^I have been there many times, actually. I guess I"m not seeing what you're seeing.mohammed wong said:I used to slam LA, but I trully believe YOU CANT SLAM an area unless you have lived there. LA is very urban, its just more spread out urban, but you have to check it out yourself, LA is not an obvious city that you get right away, I would hardly call it sprawled in the modern sense. The density will continue to increase. NOpe its easy and ignorant to slam LA, and I am saying this as a chicagoan. Its wrong to slam LA, its a freakin awesome place.
Are californians too overboard with their love fot their city? Yes, sometimes, I was too when I was there, and I really miss it there and hope to have a place there some day.
I like LA's new mayor, and I like the new efforts and I am fully aware that there is a hurricane of new construction going on. Somehow, though, I think LA is catching the "urban" boat too late. Cheap labor, cheap materials, and a very pro-transit environment 100 years ago is what allowed Chicago, NY, Boston, SF etc develop the way they did. Cities like those did not completely dismantle their transit systems, and now they simply need to create infill on already established urban corridors.

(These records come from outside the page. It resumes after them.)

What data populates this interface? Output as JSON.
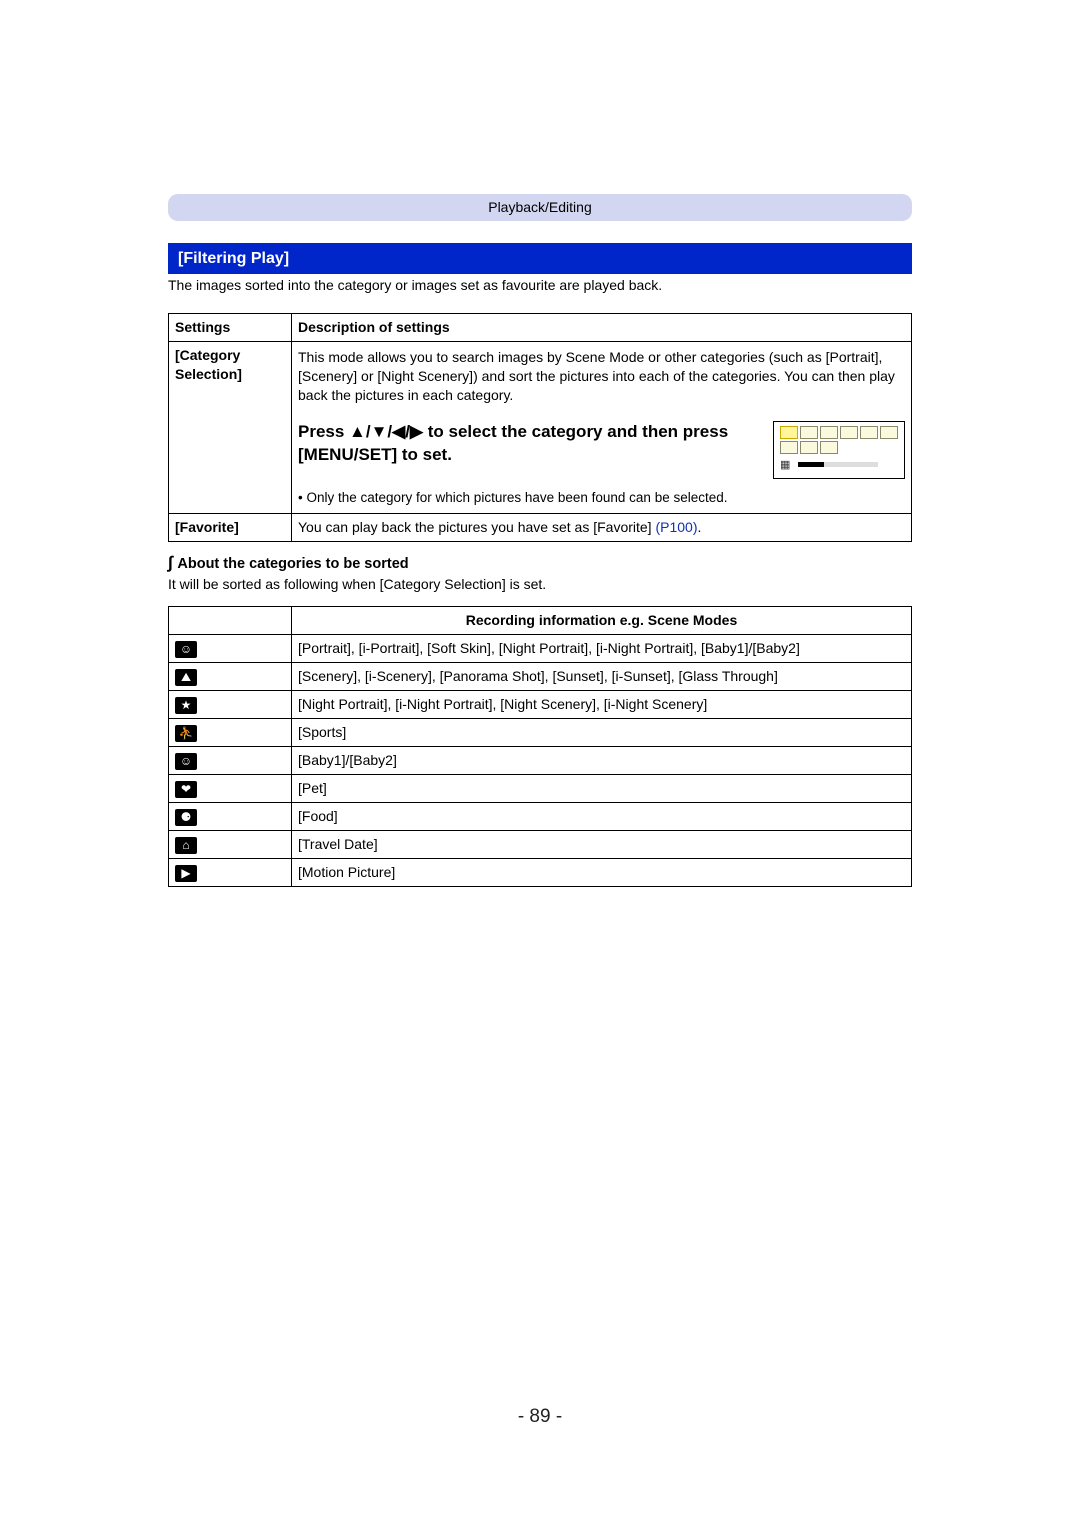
{
  "breadcrumb": "Playback/Editing",
  "section_title": "[Filtering Play]",
  "intro": "The images sorted into the category or images set as favourite are played back.",
  "settings_table": {
    "head_settings": "Settings",
    "head_description": "Description of settings",
    "category_selection": {
      "label": "[Category Selection]",
      "description": "This mode allows you to search images by Scene Mode or other categories (such as [Portrait], [Scenery] or [Night Scenery]) and sort the pictures into each of the categories. You can then play back the pictures in each category.",
      "instruction": "Press ▲/▼/◀/▶ to select the category and then press [MENU/SET] to set.",
      "note": "Only the category for which pictures have been found can be selected."
    },
    "favorite": {
      "label": "[Favorite]",
      "description_prefix": "You can play back the pictures you have set as [Favorite] ",
      "link_text": "(P100)",
      "description_suffix": "."
    }
  },
  "about": {
    "heading": "About the categories to be sorted",
    "desc": "It will be sorted as following when [Category Selection] is set."
  },
  "categories_table": {
    "head": "Recording information e.g. Scene Modes",
    "rows": [
      {
        "icon": "portrait-icon",
        "glyph": "☺",
        "text": "[Portrait], [i-Portrait], [Soft Skin], [Night Portrait], [i-Night Portrait], [Baby1]/[Baby2]"
      },
      {
        "icon": "scenery-icon",
        "glyph": "⛰",
        "text": "[Scenery], [i-Scenery], [Panorama Shot], [Sunset], [i-Sunset], [Glass Through]"
      },
      {
        "icon": "night-icon",
        "glyph": "★",
        "text": "[Night Portrait], [i-Night Portrait], [Night Scenery], [i-Night Scenery]"
      },
      {
        "icon": "sports-icon",
        "glyph": "⛹",
        "text": "[Sports]"
      },
      {
        "icon": "baby-icon",
        "glyph": "☺",
        "text": "[Baby1]/[Baby2]"
      },
      {
        "icon": "pet-icon",
        "glyph": "❤",
        "text": "[Pet]"
      },
      {
        "icon": "food-icon",
        "glyph": "⚈",
        "text": "[Food]"
      },
      {
        "icon": "travel-date-icon",
        "glyph": "⌂",
        "text": "[Travel Date]"
      },
      {
        "icon": "motion-picture-icon",
        "glyph": "▶",
        "text": "[Motion Picture]"
      }
    ]
  },
  "page_number": "- 89 -"
}
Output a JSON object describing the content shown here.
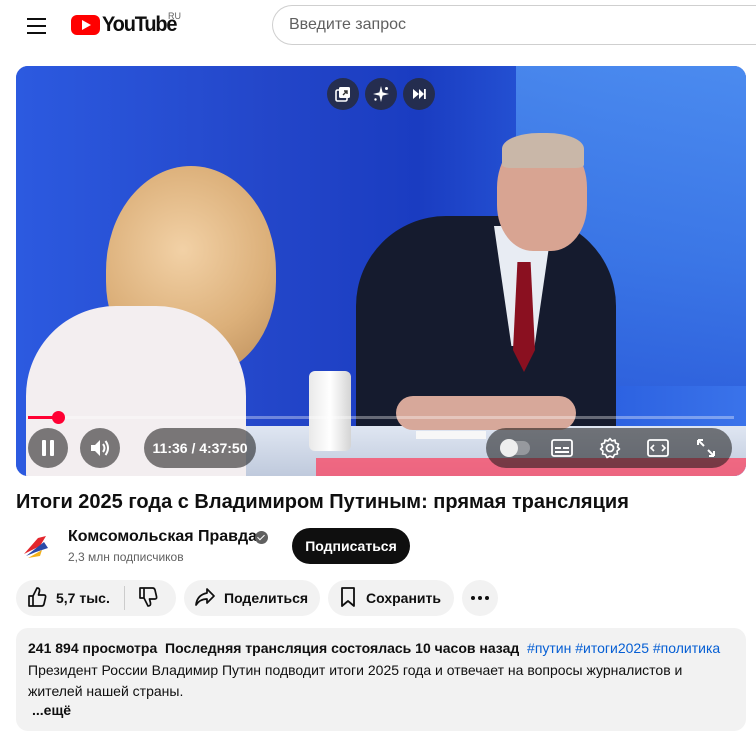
{
  "header": {
    "logo_text": "YouTube",
    "region": "RU",
    "search_placeholder": "Введите запрос"
  },
  "player": {
    "time_display": "11:36 / 4:37:50",
    "progress_fraction": 0.042,
    "overlay_icons": [
      "miniplayer-icon",
      "ai-sparkle-icon",
      "next-icon"
    ],
    "controls": [
      "pause-icon",
      "volume-icon",
      "autoplay-toggle",
      "subtitles-icon",
      "settings-icon",
      "theater-mode-icon",
      "fullscreen-icon"
    ],
    "accent_color": "#ff0033"
  },
  "video": {
    "title": "Итоги 2025 года с Владимиром Путиным: прямая трансляция"
  },
  "channel": {
    "name": "Комсомольская Правда",
    "subscribers": "2,3 млн подписчиков",
    "subscribe_label": "Подписаться",
    "verified": true
  },
  "actions": {
    "likes": "5,7 тыс.",
    "share_label": "Поделиться",
    "save_label": "Сохранить"
  },
  "description": {
    "views": "241 894 просмотра",
    "stream_info": "Последняя трансляция состоялась 10 часов назад",
    "tags": [
      "#путин",
      "#итоги2025",
      "#политика"
    ],
    "text": "Президент России Владимир Путин подводит итоги 2025 года и отвечает на вопросы журналистов и жителей нашей страны.",
    "more_label": "...ещё"
  }
}
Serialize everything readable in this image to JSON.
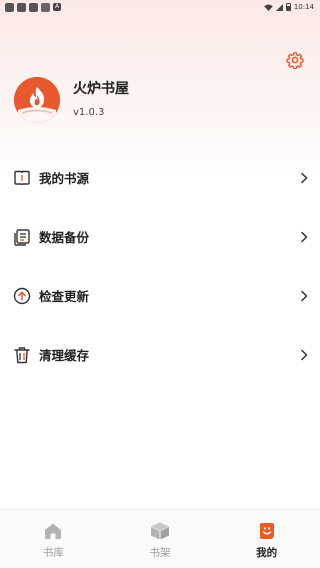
{
  "status_bar": {
    "notification_icons": [
      "app-icon",
      "app-icon",
      "app-icon",
      "image-icon",
      "a-icon"
    ],
    "a_glyph": "A",
    "time": "10:14"
  },
  "profile": {
    "name": "火炉书屋",
    "version": "v1.0.3"
  },
  "menu": {
    "items": [
      {
        "label": "我的书源",
        "icon": "book-source-icon"
      },
      {
        "label": "数据备份",
        "icon": "backup-icon"
      },
      {
        "label": "检查更新",
        "icon": "update-icon"
      },
      {
        "label": "清理缓存",
        "icon": "trash-icon"
      }
    ]
  },
  "bottom_nav": {
    "tabs": [
      {
        "label": "书库",
        "icon": "home-icon",
        "active": false
      },
      {
        "label": "书架",
        "icon": "box-icon",
        "active": false
      },
      {
        "label": "我的",
        "icon": "profile-face-icon",
        "active": true
      }
    ]
  },
  "colors": {
    "accent": "#ee5a24",
    "inactive": "#9a9a9a",
    "text": "#222222"
  }
}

With what was once perhaps the largest transit system in the US, LA threw away most of its transit infrastructure and replaced it with highways. Even with its current intentions of reversing this trend, VERY high costs of materials and labor are going to make a major revision of the cityscape nearly impossible. Add to that the fact that the world oil supply will reach a critical shortage fairly soon, thus mass-construction will certainly slow down to a near-halt within our lifetimes. I hate to say it, but I totally disagree with your viewpoints on this